The Colorado Avalanche were one of the best stories in hockey during the 2013-14 campaign. Fresh off a draft where they took Nathan MacKinnon with the No. 1 overall pick (no seriously, someone other than Edmonton had the No. 1 overall pick), they immediately shot all the way up the standings and won their division with a 52-22-8 record. Actually, they weren’t that far from taking home the Presidents’ Trophy.
Last season? Not so much.
The Avs stumbled out of the gate, winning just three of their first 14 games. And then they just kept struggling. When the dust had settled, Patrick Roy’s squad sat at 39-31-12 — not awful, but still enough of a drop-off to slide them all the way to last place in the ultra-competitive Central Division.
What exactly was the difference between the two seasons?
There were a number of factors at play, from seemingly everything going right for the club in the 2013-14 campaign, to MacKinnon slogging through his version of a sophomore slump (still 38 points in 64 games though) and Erik Johnson missing nearly half of the 2014-15 season. One stat in particular stood out though: in 2013-14, Colorado was a plus-30 in goal differential. Last season, that number flipped all the way to minus-8.
Some of that hinges on the offense, as the scoring up front dropped off for a variety of reasons. But the defense and goaltending weren’t quite as strong either. Semyon Varlamov was a finalist for the Vezina Trophy in 2014. Last season, he won 13 fewer games, while watching his goals against average rise and his save percentage dip a little.
The Avalanche are tied to Varlamov, as he’s signed through the 2018-19 campaign, and they’re happy to have him between the pipes. What they can alter a little though is the blue line, and they’ve done just that this summer.
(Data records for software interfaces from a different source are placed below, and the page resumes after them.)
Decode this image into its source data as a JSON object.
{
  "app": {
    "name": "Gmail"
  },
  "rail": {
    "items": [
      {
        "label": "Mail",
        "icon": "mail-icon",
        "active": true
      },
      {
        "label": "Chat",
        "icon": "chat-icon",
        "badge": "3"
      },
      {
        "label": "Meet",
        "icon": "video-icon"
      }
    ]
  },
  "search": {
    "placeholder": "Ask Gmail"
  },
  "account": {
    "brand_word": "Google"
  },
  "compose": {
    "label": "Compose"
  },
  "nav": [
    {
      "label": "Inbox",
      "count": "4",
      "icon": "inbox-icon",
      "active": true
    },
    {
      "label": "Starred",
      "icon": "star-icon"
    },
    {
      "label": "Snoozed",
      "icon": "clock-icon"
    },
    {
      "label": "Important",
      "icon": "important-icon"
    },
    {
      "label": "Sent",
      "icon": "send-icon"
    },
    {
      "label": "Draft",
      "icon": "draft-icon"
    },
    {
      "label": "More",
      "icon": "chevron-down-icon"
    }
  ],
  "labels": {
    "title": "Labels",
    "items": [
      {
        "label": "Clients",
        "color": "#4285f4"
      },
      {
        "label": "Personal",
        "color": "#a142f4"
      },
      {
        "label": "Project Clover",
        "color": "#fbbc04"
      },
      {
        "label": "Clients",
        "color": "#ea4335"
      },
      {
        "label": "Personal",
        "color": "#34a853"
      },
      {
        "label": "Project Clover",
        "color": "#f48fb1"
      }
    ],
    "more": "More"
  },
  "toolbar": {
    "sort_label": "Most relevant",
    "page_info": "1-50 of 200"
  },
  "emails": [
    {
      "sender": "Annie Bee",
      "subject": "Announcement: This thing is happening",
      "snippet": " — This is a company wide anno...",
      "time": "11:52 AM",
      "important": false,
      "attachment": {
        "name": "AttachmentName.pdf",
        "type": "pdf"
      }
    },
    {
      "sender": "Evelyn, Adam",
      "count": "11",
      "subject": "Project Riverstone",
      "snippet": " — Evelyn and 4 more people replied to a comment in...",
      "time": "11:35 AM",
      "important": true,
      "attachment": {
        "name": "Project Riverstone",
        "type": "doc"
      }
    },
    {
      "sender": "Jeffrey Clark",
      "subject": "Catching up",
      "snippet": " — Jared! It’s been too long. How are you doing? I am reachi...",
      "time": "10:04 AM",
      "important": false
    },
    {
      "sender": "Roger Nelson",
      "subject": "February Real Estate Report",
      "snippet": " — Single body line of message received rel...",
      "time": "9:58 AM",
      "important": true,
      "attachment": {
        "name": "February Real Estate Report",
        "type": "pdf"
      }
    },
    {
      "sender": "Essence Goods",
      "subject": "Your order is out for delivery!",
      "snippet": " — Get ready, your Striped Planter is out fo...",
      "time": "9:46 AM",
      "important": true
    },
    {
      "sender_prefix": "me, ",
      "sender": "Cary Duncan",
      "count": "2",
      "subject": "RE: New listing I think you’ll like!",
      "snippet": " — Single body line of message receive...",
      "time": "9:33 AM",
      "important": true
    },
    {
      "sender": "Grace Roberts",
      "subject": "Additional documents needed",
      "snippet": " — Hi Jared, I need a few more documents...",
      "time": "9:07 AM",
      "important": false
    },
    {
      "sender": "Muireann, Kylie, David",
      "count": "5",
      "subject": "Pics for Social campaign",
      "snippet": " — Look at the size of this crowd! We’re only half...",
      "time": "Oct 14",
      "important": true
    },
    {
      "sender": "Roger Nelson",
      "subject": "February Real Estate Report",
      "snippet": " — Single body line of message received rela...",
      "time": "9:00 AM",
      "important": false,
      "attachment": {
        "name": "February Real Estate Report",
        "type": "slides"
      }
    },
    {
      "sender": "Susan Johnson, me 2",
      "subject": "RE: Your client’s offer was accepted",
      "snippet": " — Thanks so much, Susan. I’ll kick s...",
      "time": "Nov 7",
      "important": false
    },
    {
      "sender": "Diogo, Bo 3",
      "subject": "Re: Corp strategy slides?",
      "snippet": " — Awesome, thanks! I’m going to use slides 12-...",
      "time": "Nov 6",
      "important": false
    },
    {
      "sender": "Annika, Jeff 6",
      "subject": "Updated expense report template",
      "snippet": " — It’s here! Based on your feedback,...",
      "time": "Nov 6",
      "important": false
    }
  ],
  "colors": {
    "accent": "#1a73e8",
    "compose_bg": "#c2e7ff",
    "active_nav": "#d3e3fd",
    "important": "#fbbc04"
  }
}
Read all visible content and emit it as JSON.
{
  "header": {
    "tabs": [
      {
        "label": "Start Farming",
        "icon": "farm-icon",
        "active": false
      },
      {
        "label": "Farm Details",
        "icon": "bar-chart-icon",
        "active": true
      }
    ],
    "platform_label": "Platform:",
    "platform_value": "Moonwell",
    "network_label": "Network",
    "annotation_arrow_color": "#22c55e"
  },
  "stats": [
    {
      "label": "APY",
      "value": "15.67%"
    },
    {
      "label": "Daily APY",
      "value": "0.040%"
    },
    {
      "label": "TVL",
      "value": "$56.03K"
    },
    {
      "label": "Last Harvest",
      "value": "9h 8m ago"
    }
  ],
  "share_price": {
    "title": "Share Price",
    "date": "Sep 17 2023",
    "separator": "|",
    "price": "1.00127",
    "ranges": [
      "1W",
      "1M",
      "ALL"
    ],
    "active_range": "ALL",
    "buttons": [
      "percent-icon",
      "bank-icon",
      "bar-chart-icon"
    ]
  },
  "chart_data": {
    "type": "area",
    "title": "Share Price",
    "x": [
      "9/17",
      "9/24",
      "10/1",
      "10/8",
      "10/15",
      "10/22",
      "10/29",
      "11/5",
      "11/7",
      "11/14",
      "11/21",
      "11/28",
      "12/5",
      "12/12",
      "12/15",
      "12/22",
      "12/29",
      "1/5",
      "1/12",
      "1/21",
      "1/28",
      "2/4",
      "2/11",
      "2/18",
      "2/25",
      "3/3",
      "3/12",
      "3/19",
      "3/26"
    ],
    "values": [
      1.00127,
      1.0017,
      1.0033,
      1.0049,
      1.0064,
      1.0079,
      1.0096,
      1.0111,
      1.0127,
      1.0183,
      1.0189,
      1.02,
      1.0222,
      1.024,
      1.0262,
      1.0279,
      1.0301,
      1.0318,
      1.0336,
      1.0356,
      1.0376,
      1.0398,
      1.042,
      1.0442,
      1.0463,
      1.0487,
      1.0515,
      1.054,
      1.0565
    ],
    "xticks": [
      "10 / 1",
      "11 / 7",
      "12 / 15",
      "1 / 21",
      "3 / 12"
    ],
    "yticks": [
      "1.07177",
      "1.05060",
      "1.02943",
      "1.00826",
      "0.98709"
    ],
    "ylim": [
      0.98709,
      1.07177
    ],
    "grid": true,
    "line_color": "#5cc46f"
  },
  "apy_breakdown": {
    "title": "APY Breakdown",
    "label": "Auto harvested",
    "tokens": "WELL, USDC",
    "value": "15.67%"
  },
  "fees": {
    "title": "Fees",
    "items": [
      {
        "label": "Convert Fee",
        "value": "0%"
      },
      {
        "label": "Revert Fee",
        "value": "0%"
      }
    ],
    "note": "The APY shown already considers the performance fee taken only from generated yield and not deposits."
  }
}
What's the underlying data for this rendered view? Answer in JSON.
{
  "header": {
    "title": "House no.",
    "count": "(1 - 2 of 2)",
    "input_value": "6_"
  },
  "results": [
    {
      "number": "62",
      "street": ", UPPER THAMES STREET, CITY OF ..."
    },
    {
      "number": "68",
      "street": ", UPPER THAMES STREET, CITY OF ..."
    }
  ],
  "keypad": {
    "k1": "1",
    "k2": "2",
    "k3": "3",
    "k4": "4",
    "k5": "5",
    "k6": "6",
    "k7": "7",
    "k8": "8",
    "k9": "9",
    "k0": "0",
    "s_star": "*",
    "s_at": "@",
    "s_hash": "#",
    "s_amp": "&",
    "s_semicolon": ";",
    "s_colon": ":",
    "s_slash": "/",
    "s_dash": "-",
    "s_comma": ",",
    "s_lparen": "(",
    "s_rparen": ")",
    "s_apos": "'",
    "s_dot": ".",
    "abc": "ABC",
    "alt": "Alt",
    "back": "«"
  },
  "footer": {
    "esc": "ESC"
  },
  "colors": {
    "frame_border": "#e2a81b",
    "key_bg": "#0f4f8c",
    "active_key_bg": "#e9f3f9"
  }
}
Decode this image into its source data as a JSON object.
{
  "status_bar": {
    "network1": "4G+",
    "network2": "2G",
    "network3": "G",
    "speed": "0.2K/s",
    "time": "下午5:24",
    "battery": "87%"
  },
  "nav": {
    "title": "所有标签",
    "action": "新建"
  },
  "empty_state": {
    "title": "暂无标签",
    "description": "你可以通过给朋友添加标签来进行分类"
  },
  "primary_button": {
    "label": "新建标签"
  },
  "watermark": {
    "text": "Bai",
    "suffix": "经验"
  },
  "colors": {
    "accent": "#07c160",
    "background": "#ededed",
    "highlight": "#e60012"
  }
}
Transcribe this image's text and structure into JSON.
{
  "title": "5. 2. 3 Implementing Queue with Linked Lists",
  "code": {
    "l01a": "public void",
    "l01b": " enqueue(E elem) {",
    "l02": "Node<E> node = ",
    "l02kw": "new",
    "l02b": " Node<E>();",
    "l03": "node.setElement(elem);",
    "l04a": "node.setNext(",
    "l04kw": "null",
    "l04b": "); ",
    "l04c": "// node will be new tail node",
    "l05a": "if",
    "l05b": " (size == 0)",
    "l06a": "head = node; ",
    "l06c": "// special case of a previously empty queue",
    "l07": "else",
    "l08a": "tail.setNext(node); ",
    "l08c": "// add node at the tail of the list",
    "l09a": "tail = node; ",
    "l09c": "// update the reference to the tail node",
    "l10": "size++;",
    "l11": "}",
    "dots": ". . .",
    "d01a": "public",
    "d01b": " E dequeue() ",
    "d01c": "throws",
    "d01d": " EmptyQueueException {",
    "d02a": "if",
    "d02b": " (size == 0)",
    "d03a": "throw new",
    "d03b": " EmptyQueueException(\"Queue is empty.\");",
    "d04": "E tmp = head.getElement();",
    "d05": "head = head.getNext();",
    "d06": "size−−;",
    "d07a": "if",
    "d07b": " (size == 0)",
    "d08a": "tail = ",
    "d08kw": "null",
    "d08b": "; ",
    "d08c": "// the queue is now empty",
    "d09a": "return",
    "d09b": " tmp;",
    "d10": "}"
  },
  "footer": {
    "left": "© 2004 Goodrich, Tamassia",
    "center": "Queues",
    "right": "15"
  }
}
In fact, there are three very realistic reasons for optimism that Colorado might be stronger on the back end in 2015-16.
1. Erik Johnson’s Health
As noted earlier, the 27-year old defender was sidelined for essentially the second half of last season. A knee issue ended his year on January 21, but he’s fully recovered now and should be good to go.
When trying to forecast a team’s outlook going forward, you can’t predict which players are going to get hurt, so you sort of just have to assume they’ll be healthy until proven otherwise. And if that’s the case with Johnson, it’s already a clear upgrade over where this group was last season. Remember, we’re talking about a former No. 1 overall pick (2006, by St. Louis) and half of the Avs’ top-two pairing.
He was leading the club in ice time (24:35 per game) before he went down, and was also producing some solid offensive numbers (23 points in 47 games) in addition to his tireless work on the defensive end.
2. Francois Beauchemin’s Veteran Presence
The criticism of Colorado’s decision to give the aging D-man a three-year deal is fairly simple: by the third year, he’ll be 37. Some players — particularly defensemen — are still going strong well into their late 30’s, so there might not be an issue at all. But there are no guarantees.
In the present, however, it’s easy to see how this move could help the Avs considerably. Francois Beauchemin is a rugged, all-around blueliner who brings a good amount of quality experience to a pretty young roster and will likely make up the second half of that top pairing with Johnson. He knows what it takes to win in this league, and he’s still capable of doing it.
Plus, he offers strong leadership qualities. That’s a nice addition, both to the locker room and the defense corps.
3. Nikita Zadorov’s Arrival
Along with Mikhail Grigorenko, Zadorov was the centerpiece coming back from Buffalo in the deal that sent Ryan O’Reilly to the Buffalo Sabres in June. At 6’5″ and 230 pounds, the former first-rounder (No. 16 overall in 2013) is tough to miss on the ice. And his upside as a physical defender that can also move the puck was obviously enticing to a Colorado team looking to rejuvenate the back end.
Some feel a top-four spot alongside Tyson Barrie is in Zadorov’s future — perhaps as soon as this year. Even if he doesn’t make the big club out of camp, he’s still just 20 years old. Generally speaking, that’s young for an NHL defenseman expected to play those kind of minutes, so it’s not as if he’d be behind schedule.
If he is able to step in and contribute this season though, that could provide a huge boost for the Avalanche. In other words, it’s one of three pretty clear ways this defense could be better than it was just a year ago.